● Supplied records
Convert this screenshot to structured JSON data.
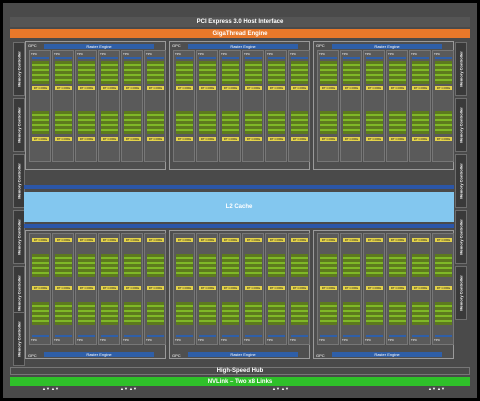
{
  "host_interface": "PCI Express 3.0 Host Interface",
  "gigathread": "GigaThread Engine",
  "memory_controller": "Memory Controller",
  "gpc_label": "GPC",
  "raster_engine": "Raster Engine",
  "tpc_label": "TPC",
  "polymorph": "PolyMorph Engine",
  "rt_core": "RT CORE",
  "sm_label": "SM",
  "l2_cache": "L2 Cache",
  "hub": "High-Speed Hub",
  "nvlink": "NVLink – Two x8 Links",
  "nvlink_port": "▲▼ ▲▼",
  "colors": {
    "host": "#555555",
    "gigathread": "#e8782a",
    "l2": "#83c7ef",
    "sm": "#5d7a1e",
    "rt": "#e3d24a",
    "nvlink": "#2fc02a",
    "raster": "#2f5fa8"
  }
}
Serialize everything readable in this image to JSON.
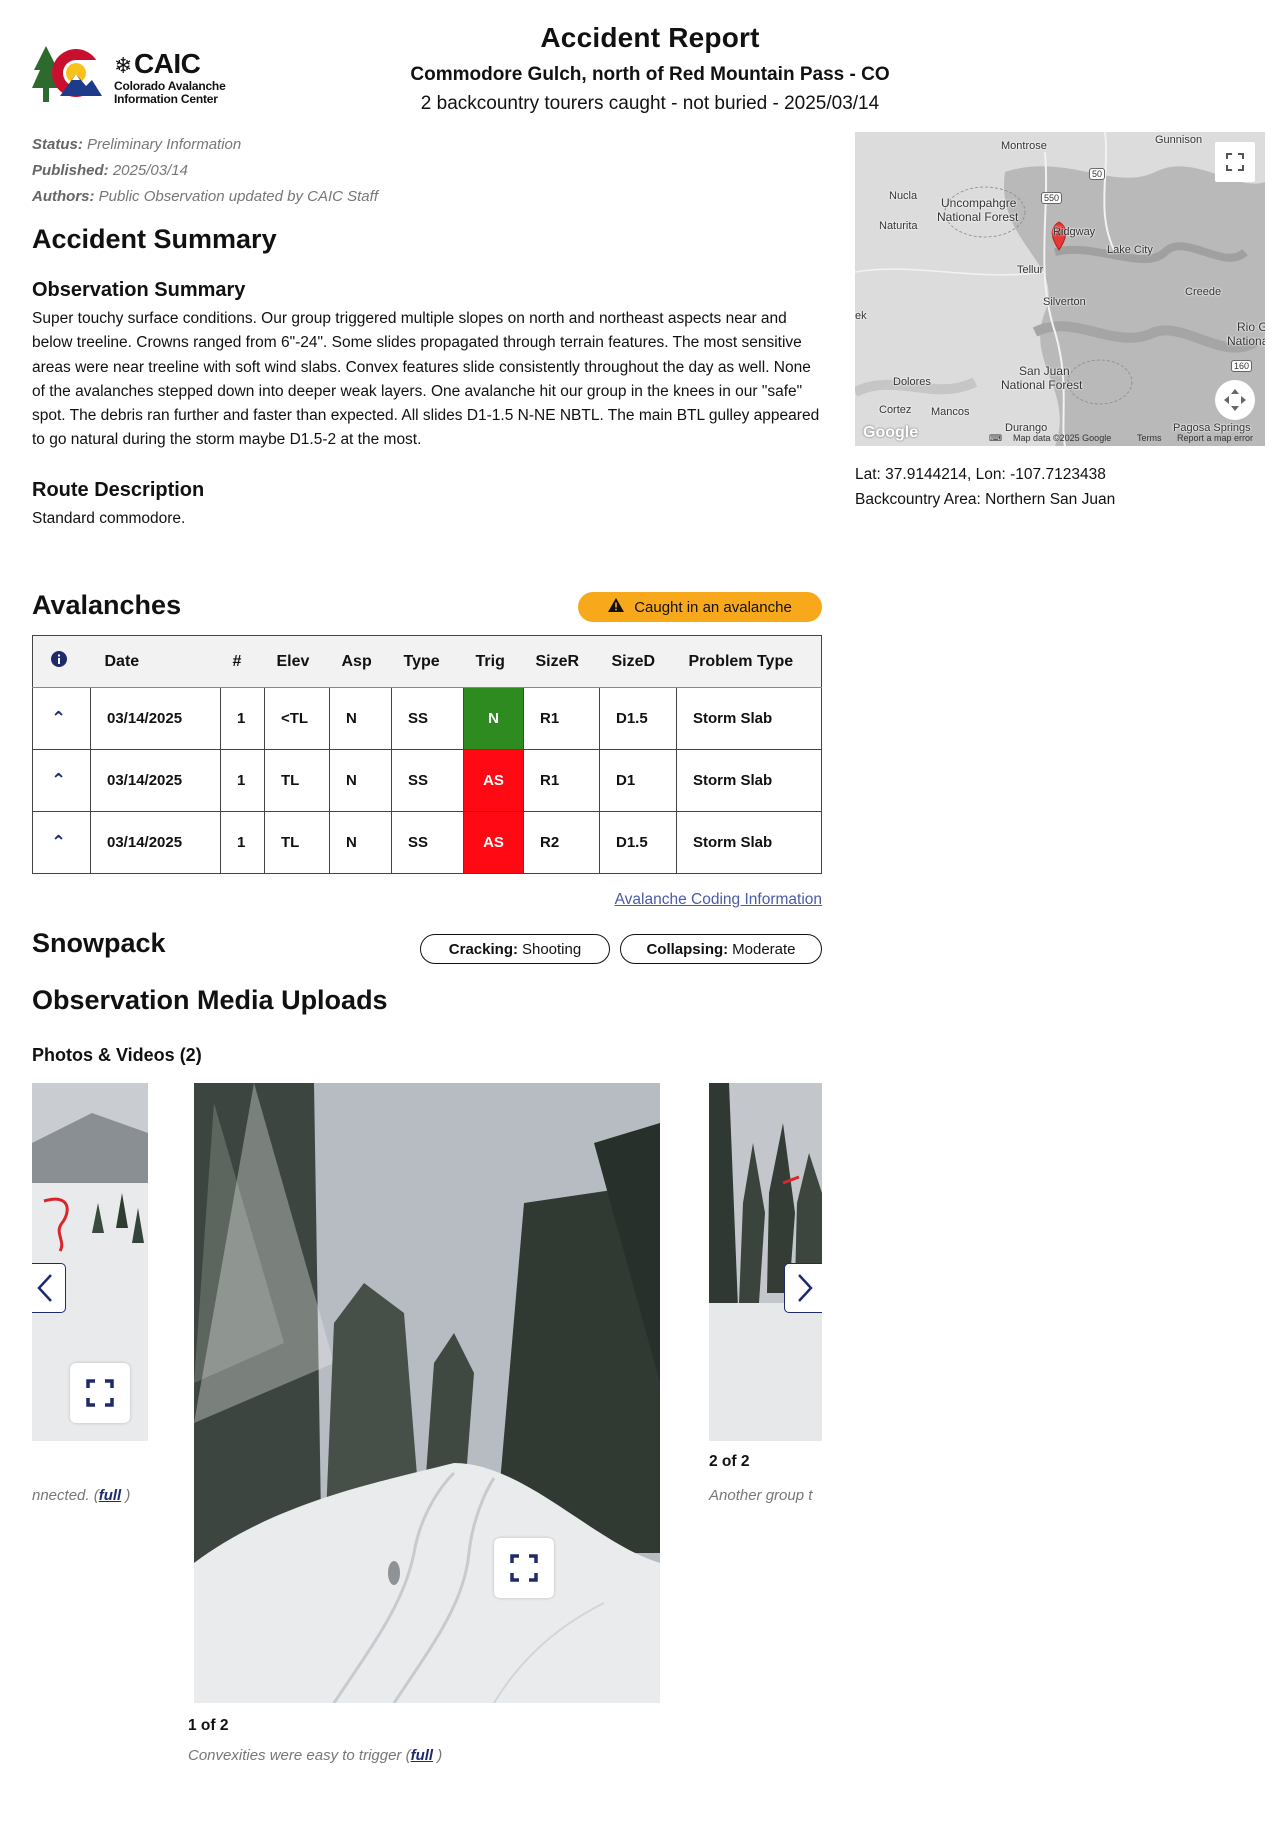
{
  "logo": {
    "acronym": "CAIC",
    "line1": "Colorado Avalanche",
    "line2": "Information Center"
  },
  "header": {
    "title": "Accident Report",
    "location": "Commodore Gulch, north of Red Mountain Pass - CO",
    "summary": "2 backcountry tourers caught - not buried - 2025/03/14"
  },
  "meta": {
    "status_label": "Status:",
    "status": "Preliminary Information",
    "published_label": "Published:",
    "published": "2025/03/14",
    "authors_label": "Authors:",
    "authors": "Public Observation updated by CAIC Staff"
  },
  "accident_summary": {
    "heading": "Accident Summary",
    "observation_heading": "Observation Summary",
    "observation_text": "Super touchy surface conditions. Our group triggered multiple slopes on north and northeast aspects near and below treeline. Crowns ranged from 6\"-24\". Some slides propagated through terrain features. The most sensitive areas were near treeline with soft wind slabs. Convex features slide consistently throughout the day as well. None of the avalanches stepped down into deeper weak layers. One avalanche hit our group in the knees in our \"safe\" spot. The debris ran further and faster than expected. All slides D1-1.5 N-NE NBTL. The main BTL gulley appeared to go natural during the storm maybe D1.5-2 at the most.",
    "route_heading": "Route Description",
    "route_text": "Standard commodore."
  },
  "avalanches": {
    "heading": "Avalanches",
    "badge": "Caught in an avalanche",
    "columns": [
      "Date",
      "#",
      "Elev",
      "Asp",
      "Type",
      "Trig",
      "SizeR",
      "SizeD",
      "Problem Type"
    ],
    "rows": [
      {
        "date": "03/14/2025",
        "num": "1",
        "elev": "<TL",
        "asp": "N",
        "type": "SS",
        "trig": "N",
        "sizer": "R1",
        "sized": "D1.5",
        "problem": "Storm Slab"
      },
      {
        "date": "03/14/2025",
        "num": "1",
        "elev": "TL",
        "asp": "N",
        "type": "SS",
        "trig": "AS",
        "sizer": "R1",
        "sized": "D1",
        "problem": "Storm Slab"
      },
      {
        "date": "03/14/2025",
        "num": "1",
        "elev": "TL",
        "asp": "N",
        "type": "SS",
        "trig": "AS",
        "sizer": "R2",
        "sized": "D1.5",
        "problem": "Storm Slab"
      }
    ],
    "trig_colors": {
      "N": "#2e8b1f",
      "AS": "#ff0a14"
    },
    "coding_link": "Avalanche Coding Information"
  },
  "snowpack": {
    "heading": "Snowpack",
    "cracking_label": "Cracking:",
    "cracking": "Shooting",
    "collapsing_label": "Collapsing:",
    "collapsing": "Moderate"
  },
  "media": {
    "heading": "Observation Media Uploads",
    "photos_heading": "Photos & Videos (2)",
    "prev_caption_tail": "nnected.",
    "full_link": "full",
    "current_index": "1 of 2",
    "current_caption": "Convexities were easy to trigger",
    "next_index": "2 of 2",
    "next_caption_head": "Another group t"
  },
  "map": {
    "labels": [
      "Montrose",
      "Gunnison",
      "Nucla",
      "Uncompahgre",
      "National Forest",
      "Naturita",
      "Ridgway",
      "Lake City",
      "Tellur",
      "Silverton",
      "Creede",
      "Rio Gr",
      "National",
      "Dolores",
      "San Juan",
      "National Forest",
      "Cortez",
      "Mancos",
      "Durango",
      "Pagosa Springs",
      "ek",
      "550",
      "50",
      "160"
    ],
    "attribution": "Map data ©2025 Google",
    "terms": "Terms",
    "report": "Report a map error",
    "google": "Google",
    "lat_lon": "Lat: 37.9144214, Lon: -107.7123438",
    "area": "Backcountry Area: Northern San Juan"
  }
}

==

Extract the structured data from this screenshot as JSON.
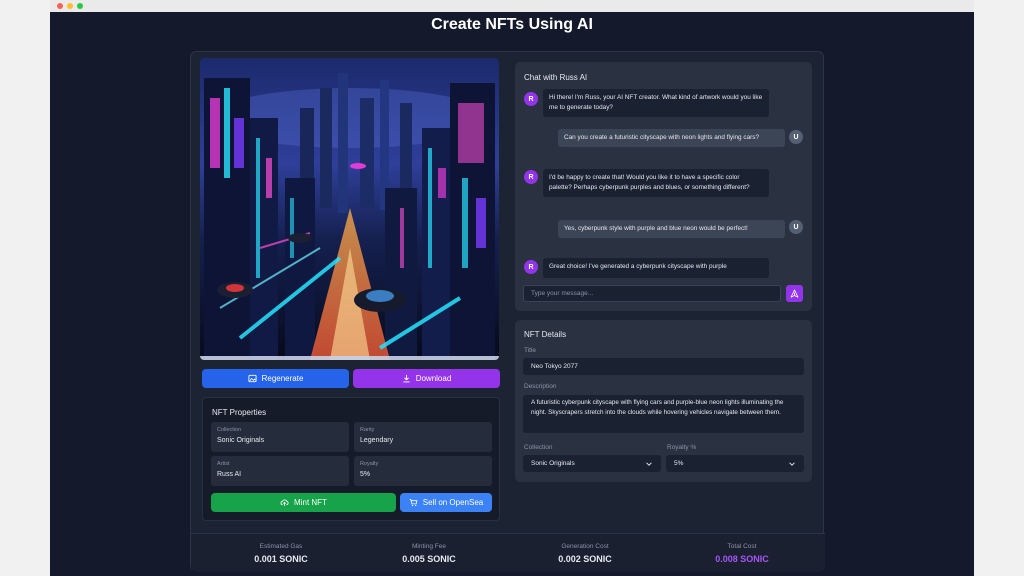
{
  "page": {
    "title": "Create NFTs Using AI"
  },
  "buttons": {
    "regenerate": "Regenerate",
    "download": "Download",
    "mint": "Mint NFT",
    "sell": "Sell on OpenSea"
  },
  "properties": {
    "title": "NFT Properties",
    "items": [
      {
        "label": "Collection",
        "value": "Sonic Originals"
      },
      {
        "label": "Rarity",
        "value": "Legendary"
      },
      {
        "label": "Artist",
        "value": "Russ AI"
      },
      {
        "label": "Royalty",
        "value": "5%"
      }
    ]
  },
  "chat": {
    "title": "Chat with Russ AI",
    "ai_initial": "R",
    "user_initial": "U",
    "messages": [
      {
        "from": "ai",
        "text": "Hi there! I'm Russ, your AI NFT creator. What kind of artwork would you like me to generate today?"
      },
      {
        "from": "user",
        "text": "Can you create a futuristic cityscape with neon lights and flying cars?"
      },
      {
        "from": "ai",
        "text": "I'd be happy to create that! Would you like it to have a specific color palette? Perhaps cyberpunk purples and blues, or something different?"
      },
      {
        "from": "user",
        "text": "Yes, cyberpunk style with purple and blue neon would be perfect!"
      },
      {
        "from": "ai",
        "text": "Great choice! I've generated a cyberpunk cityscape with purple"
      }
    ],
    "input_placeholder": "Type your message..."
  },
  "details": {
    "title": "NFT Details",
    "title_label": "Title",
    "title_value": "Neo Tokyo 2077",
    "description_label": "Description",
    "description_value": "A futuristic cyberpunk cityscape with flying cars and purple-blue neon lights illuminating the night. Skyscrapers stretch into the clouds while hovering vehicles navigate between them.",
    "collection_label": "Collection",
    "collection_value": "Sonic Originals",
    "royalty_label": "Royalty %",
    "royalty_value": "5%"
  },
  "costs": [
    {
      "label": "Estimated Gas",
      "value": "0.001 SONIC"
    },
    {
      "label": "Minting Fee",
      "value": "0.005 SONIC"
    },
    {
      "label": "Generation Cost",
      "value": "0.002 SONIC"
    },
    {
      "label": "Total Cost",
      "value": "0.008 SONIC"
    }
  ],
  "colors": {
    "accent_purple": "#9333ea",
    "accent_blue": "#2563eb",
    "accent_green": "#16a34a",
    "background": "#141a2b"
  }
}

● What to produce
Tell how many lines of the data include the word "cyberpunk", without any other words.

● Result for this task
4